“The cases were extremely difficult in the sense that there were oftentimes complicated factual situations,” Thieman said. “Cases were often many years old and people’s memories were understandably not as precise as they might have been.”
“The effort was made to get to the truth and not be a court of law. So the standards for evidence that we applied were relatively loose, and most of the evidence was presented. Evidence that would not have been permitted or may not have been permitted in a court of law was permitted into the review.”
For instance, the review board heard hearsay testimony, and even hearsay on hearsay.
Because of that difference in evidentiary standards and in the standard for proof, even if they had not been barred by the statute of limitations, “I doubt a lot of cases would have made it into the courtroom. Certainly not a criminal court. Quite likely not even a civil court,” he said.
A criminal conviction requires proof beyond a reasonable doubt, while a civil verdict requires “a preponderance of the evidence” to weigh against an accused person.
“We applied a ‘semblance of truth’ standard. So that is much lower than even a preponderance of the evidence,” Thieman said.
Diocesan officials did not try to steer the outcome, he said.

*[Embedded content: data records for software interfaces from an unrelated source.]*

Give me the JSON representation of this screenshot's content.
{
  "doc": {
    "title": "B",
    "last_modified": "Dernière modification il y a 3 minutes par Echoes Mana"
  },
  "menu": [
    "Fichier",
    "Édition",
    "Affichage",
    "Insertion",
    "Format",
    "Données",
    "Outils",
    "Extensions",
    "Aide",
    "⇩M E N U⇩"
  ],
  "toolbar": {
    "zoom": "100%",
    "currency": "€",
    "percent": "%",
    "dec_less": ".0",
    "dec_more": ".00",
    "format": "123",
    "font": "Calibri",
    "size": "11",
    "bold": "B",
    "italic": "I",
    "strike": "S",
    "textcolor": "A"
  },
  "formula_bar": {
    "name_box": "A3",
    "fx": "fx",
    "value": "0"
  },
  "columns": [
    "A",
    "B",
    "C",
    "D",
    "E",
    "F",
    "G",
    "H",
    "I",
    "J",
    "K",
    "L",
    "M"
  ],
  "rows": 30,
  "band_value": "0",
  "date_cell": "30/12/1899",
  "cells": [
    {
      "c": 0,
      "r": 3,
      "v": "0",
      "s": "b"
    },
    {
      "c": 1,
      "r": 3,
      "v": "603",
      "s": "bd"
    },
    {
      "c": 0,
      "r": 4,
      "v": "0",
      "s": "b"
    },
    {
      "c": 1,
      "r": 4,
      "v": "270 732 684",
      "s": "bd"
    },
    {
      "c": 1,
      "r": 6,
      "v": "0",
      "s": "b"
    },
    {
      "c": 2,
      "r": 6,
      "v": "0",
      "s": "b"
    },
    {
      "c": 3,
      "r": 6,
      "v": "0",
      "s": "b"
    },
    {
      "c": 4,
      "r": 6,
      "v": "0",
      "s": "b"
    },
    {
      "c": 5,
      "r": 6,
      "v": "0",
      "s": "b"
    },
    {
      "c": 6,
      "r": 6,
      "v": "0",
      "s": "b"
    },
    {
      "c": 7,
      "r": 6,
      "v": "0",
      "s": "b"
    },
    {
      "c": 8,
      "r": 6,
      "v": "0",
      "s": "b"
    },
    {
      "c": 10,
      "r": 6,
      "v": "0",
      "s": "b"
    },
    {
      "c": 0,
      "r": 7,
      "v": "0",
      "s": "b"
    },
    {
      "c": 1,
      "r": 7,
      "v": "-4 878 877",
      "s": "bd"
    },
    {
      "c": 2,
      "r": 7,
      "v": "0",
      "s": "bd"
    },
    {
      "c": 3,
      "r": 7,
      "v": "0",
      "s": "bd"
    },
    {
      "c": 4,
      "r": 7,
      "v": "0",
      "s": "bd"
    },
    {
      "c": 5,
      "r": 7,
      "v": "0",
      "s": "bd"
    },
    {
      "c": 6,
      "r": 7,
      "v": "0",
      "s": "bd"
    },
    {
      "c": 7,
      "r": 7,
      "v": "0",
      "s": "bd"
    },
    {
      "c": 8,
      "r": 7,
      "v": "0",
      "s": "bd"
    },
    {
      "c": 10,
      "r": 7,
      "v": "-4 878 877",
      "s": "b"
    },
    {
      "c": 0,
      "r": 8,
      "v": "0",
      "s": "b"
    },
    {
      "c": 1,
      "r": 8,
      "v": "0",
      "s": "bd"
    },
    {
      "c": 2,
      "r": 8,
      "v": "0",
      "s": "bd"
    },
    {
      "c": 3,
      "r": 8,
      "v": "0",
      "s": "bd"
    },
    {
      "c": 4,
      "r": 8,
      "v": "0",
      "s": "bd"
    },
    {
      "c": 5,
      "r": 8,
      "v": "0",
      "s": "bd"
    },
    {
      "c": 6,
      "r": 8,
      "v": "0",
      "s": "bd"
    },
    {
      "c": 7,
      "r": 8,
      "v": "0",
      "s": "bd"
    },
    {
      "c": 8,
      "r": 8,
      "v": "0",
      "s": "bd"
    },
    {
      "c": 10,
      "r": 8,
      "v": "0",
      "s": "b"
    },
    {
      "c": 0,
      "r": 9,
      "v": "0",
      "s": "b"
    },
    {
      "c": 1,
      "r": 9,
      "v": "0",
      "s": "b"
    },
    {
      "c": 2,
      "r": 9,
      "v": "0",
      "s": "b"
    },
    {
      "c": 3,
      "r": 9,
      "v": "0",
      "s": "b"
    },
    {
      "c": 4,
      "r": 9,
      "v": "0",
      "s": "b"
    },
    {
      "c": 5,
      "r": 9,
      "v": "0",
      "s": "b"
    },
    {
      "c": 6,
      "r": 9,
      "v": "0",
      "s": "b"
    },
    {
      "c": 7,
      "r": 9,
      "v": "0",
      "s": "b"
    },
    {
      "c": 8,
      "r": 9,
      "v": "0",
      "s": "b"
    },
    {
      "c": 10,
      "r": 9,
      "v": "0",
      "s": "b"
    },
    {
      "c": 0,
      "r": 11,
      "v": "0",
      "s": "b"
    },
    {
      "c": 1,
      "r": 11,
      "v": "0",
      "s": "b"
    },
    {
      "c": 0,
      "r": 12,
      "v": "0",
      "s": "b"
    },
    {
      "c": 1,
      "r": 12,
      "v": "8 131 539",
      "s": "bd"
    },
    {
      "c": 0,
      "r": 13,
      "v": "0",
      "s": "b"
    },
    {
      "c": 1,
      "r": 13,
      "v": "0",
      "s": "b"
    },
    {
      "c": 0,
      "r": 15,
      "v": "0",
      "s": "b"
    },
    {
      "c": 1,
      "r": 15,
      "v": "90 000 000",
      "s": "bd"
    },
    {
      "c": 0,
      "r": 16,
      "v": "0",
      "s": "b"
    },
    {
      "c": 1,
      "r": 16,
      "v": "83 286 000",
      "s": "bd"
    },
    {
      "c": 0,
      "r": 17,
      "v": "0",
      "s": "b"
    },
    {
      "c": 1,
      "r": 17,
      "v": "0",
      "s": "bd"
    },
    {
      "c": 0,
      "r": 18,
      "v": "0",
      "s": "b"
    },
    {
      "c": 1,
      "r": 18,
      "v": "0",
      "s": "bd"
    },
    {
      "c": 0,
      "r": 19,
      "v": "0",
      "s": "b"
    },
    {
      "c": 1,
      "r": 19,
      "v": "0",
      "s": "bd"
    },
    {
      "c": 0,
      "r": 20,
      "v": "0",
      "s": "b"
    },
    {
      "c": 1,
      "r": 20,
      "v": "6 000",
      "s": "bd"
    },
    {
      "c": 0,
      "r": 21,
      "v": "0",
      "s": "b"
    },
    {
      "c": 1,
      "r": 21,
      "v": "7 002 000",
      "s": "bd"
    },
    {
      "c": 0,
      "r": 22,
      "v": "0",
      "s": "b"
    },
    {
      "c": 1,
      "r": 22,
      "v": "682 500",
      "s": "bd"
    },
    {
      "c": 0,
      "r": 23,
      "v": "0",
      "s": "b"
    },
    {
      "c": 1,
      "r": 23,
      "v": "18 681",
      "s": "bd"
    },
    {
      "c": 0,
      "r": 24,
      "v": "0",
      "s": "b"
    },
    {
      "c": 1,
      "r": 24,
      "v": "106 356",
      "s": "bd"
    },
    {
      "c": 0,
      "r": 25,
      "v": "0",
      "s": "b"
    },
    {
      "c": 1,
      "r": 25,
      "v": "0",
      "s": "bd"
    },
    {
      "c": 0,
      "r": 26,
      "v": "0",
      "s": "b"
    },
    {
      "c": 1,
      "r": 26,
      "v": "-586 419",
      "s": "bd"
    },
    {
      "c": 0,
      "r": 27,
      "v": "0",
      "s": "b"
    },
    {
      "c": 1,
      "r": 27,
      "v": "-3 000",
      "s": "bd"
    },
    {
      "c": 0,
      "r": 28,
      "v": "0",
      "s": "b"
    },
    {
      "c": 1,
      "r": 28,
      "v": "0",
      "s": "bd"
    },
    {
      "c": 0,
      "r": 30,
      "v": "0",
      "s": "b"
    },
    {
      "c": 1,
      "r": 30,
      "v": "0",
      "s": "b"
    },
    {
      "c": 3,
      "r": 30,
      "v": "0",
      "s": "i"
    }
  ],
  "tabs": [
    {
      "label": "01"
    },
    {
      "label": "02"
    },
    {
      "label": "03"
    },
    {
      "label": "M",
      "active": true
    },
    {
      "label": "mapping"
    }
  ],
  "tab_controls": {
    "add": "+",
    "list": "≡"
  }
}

“We were never influenced in any way as to what our decision should be,” Thieman said. “Decisions were made on evidence, one step at a time.”